Proof that there is nothing that sets tongues wagging more than a bit of controversy, the stewards’ decision to penalize Sebastian Vettel out of the lead in the Canadian GP has not only been the biggest story of the week, but possibly the year so far.
Initially, opinion seemed united (including from yours truly) that this was nothing less than the stewards inserting themselves where they didn’t belong, and yet as the days have gone on, things have started to change.
While most everyone agrees the penalty was an unfortunate thing to happen to Vettel – especially with the prospect of an honest-to-goodness fight with Lewis Hamilton looming – there’s a fair case to be made that the stewards were left no choice.

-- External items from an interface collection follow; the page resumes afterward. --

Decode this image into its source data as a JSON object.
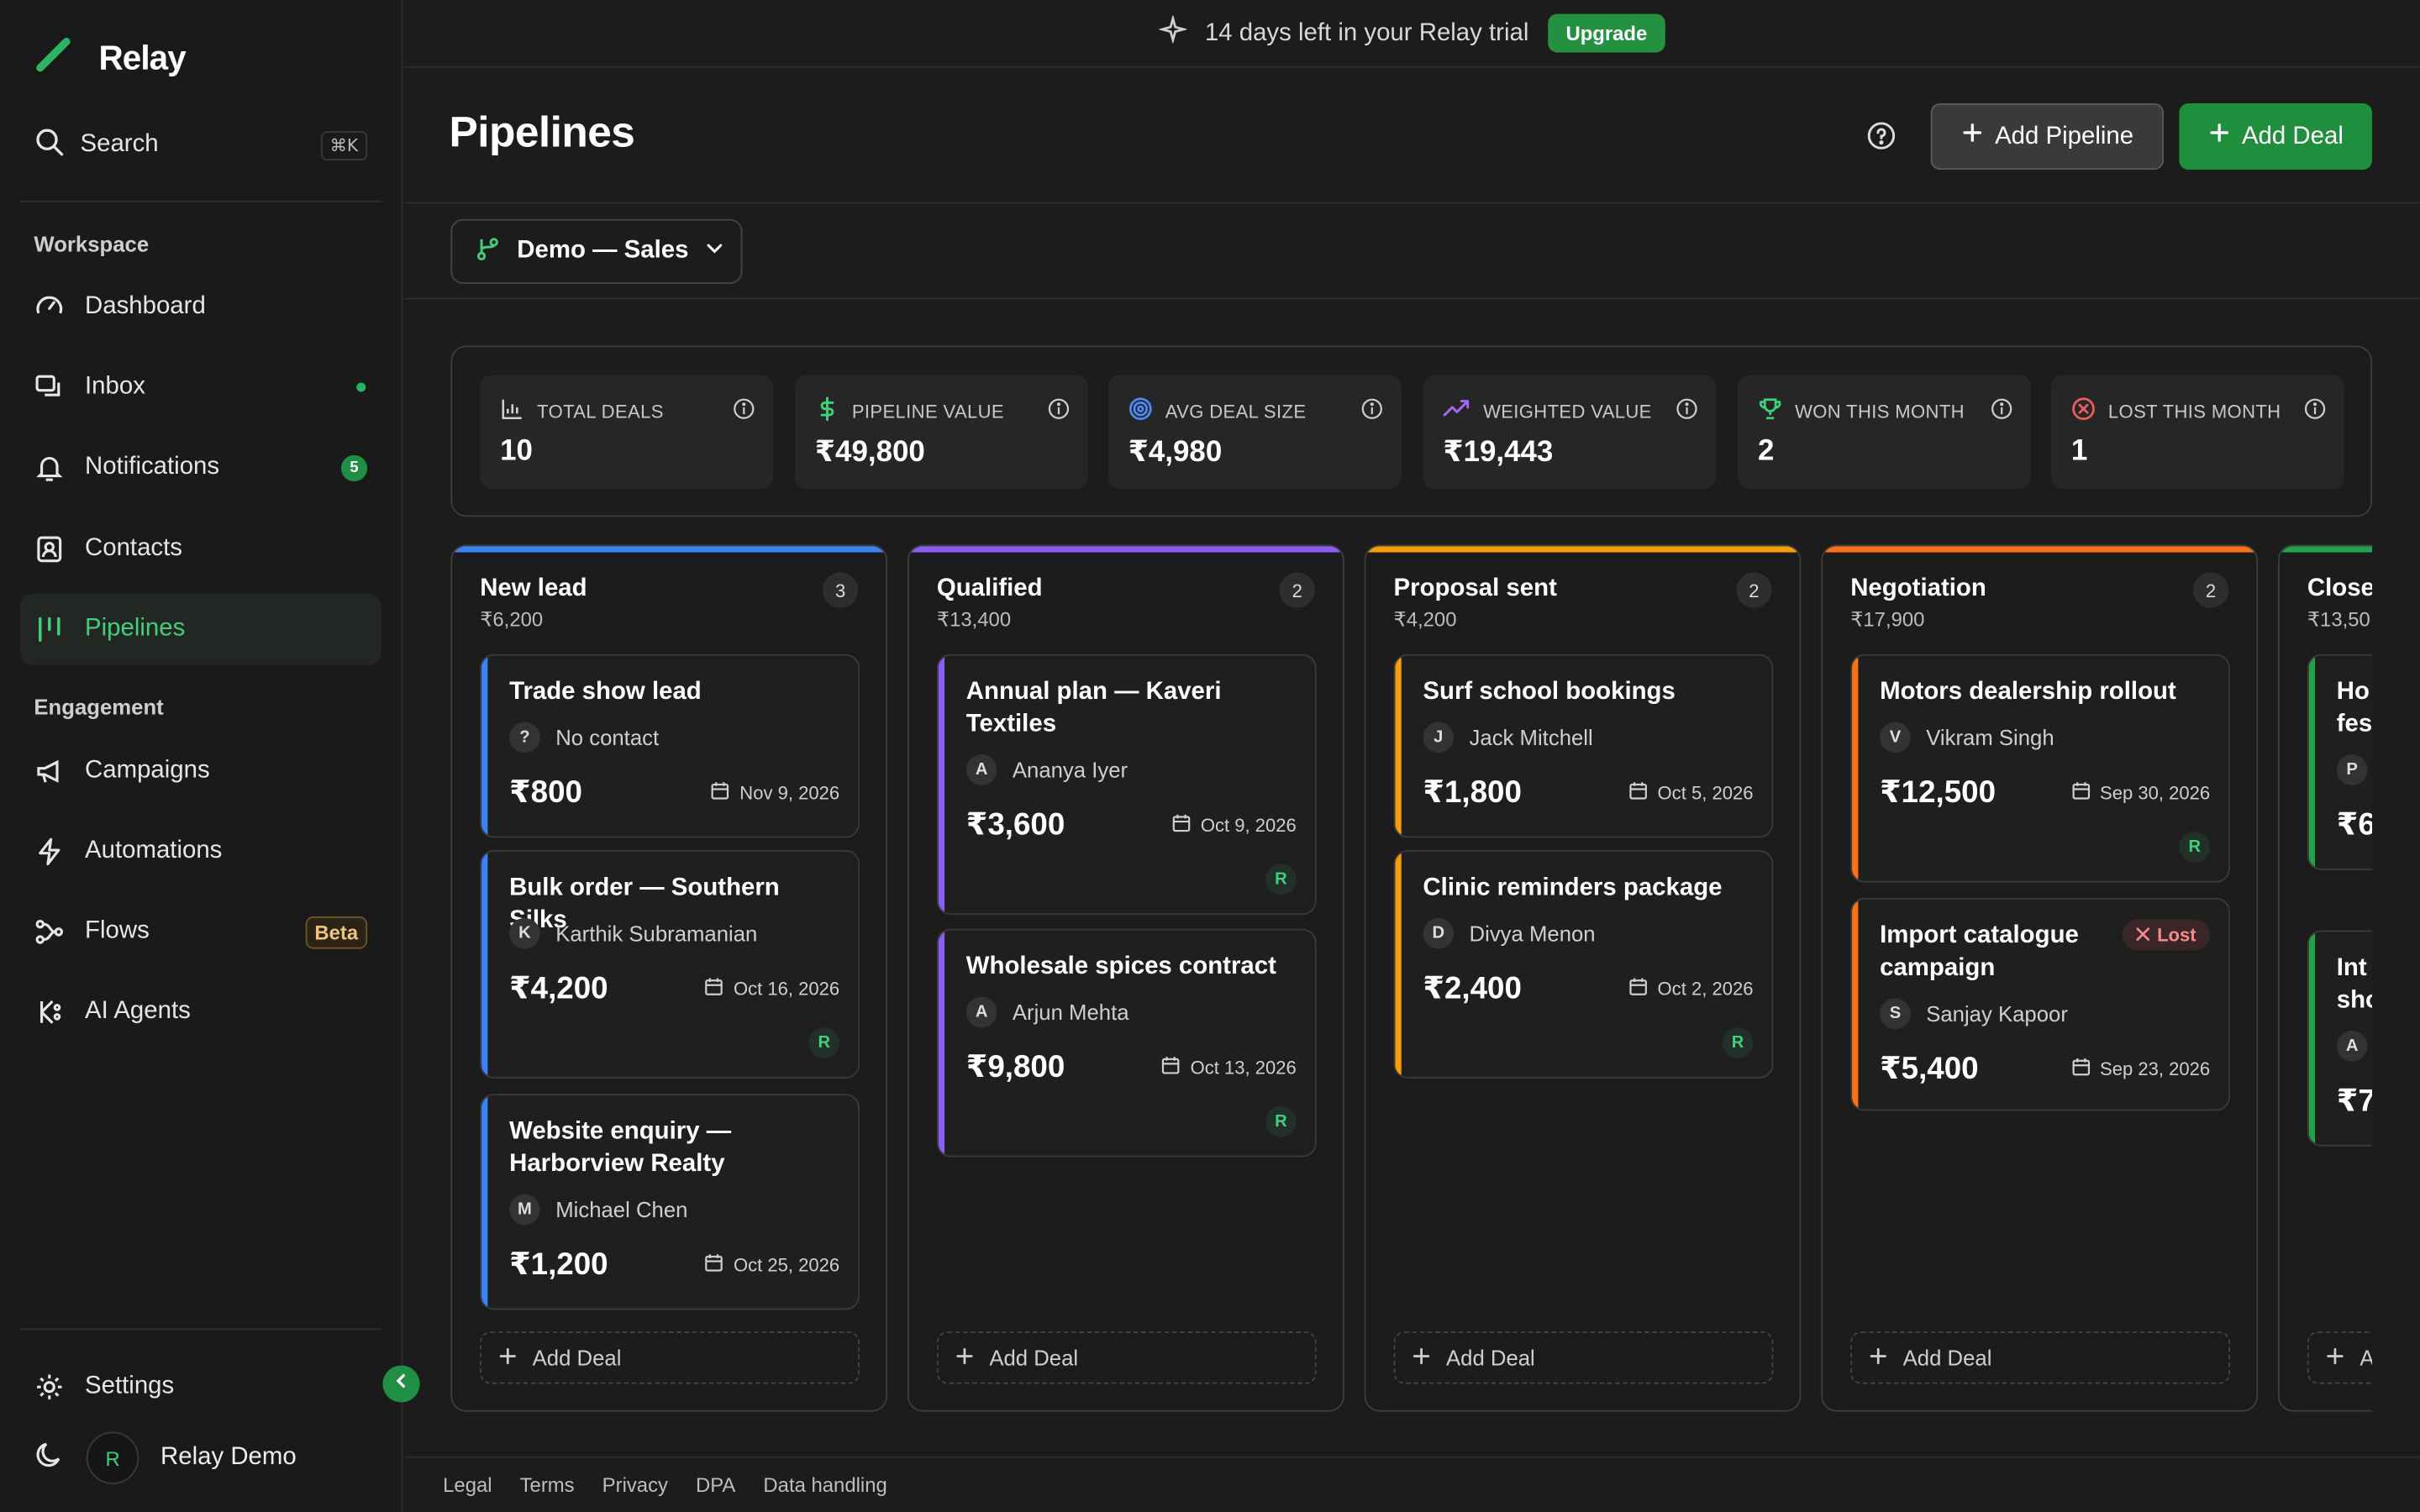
{
  "app": {
    "name": "Relay"
  },
  "colors": {
    "accent": "#1f8f3d",
    "new_lead": "#3b82f6",
    "qualified": "#8b5cf6",
    "proposal_sent": "#f59e0b",
    "negotiation": "#f97316",
    "closed": "#22a34a"
  },
  "sidebar": {
    "search": {
      "label": "Search",
      "shortcut": "⌘K"
    },
    "workspace_label": "Workspace",
    "engagement_label": "Engagement",
    "workspace_items": [
      {
        "label": "Dashboard",
        "icon": "dashboard-icon"
      },
      {
        "label": "Inbox",
        "icon": "inbox-icon"
      },
      {
        "label": "Notifications",
        "icon": "bell-icon",
        "badge": "5"
      },
      {
        "label": "Contacts",
        "icon": "contacts-icon"
      },
      {
        "label": "Pipelines",
        "icon": "pipeline-icon",
        "active": true
      }
    ],
    "engagement_items": [
      {
        "label": "Campaigns",
        "icon": "megaphone-icon"
      },
      {
        "label": "Automations",
        "icon": "bolt-icon"
      },
      {
        "label": "Flows",
        "icon": "flows-icon",
        "badge": "Beta"
      },
      {
        "label": "AI Agents",
        "icon": "ai-agent-icon"
      }
    ],
    "settings_label": "Settings",
    "user": {
      "initial": "R",
      "name": "Relay Demo"
    }
  },
  "trial": {
    "text": "14 days left in your Relay trial",
    "button": "Upgrade"
  },
  "header": {
    "title": "Pipelines",
    "add_pipeline": "Add Pipeline",
    "add_deal": "Add Deal"
  },
  "pipeline_select": {
    "value": "Demo — Sales"
  },
  "stats": [
    {
      "label": "TOTAL DEALS",
      "value": "10",
      "icon": "bar-chart-icon"
    },
    {
      "label": "PIPELINE VALUE",
      "value": "₹49,800",
      "icon": "dollar-icon"
    },
    {
      "label": "AVG DEAL SIZE",
      "value": "₹4,980",
      "icon": "target-icon"
    },
    {
      "label": "WEIGHTED VALUE",
      "value": "₹19,443",
      "icon": "trending-up-icon"
    },
    {
      "label": "WON THIS MONTH",
      "value": "2",
      "icon": "trophy-icon"
    },
    {
      "label": "LOST THIS MONTH",
      "value": "1",
      "icon": "x-circle-icon"
    }
  ],
  "columns": [
    {
      "title": "New lead",
      "sum": "₹6,200",
      "count": "3",
      "deals": [
        {
          "title": "Trade show lead",
          "contact_initial": "?",
          "contact": "No contact",
          "amount": "₹800",
          "date": "Nov 9, 2026",
          "owner": ""
        },
        {
          "title": "Bulk order — Southern Silks",
          "contact_initial": "K",
          "contact": "Karthik Subramanian",
          "amount": "₹4,200",
          "date": "Oct 16, 2026",
          "owner": "R"
        },
        {
          "title": "Website enquiry — Harborview Realty",
          "contact_initial": "M",
          "contact": "Michael Chen",
          "amount": "₹1,200",
          "date": "Oct 25, 2026",
          "owner": ""
        }
      ]
    },
    {
      "title": "Qualified",
      "sum": "₹13,400",
      "count": "2",
      "deals": [
        {
          "title": "Annual plan — Kaveri Textiles",
          "contact_initial": "A",
          "contact": "Ananya Iyer",
          "amount": "₹3,600",
          "date": "Oct 9, 2026",
          "owner": "R"
        },
        {
          "title": "Wholesale spices contract",
          "contact_initial": "A",
          "contact": "Arjun Mehta",
          "amount": "₹9,800",
          "date": "Oct 13, 2026",
          "owner": "R"
        }
      ]
    },
    {
      "title": "Proposal sent",
      "sum": "₹4,200",
      "count": "2",
      "deals": [
        {
          "title": "Surf school bookings",
          "contact_initial": "J",
          "contact": "Jack Mitchell",
          "amount": "₹1,800",
          "date": "Oct 5, 2026",
          "owner": ""
        },
        {
          "title": "Clinic reminders package",
          "contact_initial": "D",
          "contact": "Divya Menon",
          "amount": "₹2,400",
          "date": "Oct 2, 2026",
          "owner": "R"
        }
      ]
    },
    {
      "title": "Negotiation",
      "sum": "₹17,900",
      "count": "2",
      "deals": [
        {
          "title": "Motors dealership rollout",
          "contact_initial": "V",
          "contact": "Vikram Singh",
          "amount": "₹12,500",
          "date": "Sep 30, 2026",
          "owner": "R"
        },
        {
          "title": "Import catalogue campaign",
          "contact_initial": "S",
          "contact": "Sanjay Kapoor",
          "amount": "₹5,400",
          "date": "Sep 23, 2026",
          "owner": "",
          "badge": "Lost"
        }
      ]
    },
    {
      "title": "Close",
      "sum": "₹13,50",
      "count": "",
      "deals": [
        {
          "title": "Ho fes",
          "contact_initial": "P",
          "amount": "₹6"
        },
        {
          "title": "Int sho",
          "contact_initial": "A",
          "amount": "₹7,"
        }
      ]
    }
  ],
  "add_deal_label": "Add Deal",
  "add_deal_partial": "A",
  "footer": {
    "links": [
      "Legal",
      "Terms",
      "Privacy",
      "DPA",
      "Data handling"
    ]
  }
}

As the likes of Joe Saward have pointed out on twitter, this sort of decision is a direct result of the drivers themselves pushing for more black-and-white rule enforcement – as the saying goes, you reap what you sow.
Personally, I still think there’s room for a bit of interpretation. Vettel’s penalty falls under article 27.3 of the sporting regulations, which reads in part: “Should a car leave the track the driver may re‐join, however, this may only be done when it is safe to do so and without gaining any lasting advantage.”
In the German’s case, he was punished not because he re-joined when it was unsafe to do so, but because he supposedly gained a lasting advantage.
My response would be that what constitutes a lasting advantage here is too hard to define, as he was already ahead of Hamilton, and in going off track went from having the Briton multiple car-lengths behind to right on his gearbox. Surely he can’t be expected to concede his lead entirely? He was after all, still racing.
FIAT-Renault Merger Talks Break Down: A move that could have had potentially massive ramifications for Renault’s involvement in F1, it seems that for now at least “political conditions in France” will stop it from happening. Whether a change in those “conditions” renews talks, it’s probably in the best interests of the sport for it not to lose the independence of one of it’s four engine manufacturers.
Rich Energy’s Twitter Meltdown: Particularly in a week where controversy has reigned supreme, it’s nice when someone is able to bring a bit of levity to the F1 world, and that’s exactly what Rich Energy, the embattled title-sponsors of Haas, have provided on twitter – albeit with themselves being the butt of the joke.
Dropping a social media performance that can only be described as “Trump-esque”, the energy drinks brand went after Top Gear host Chris Harris, tried to pass a magazine advertorial as an “interesting article”, and continued to bicker with legal foe Whyte Bikes. I’m not sure what’s more concerning, the tweets themselves, or the fact that they’re still up, but either way it might be time Haas starts looking for a new sponsor.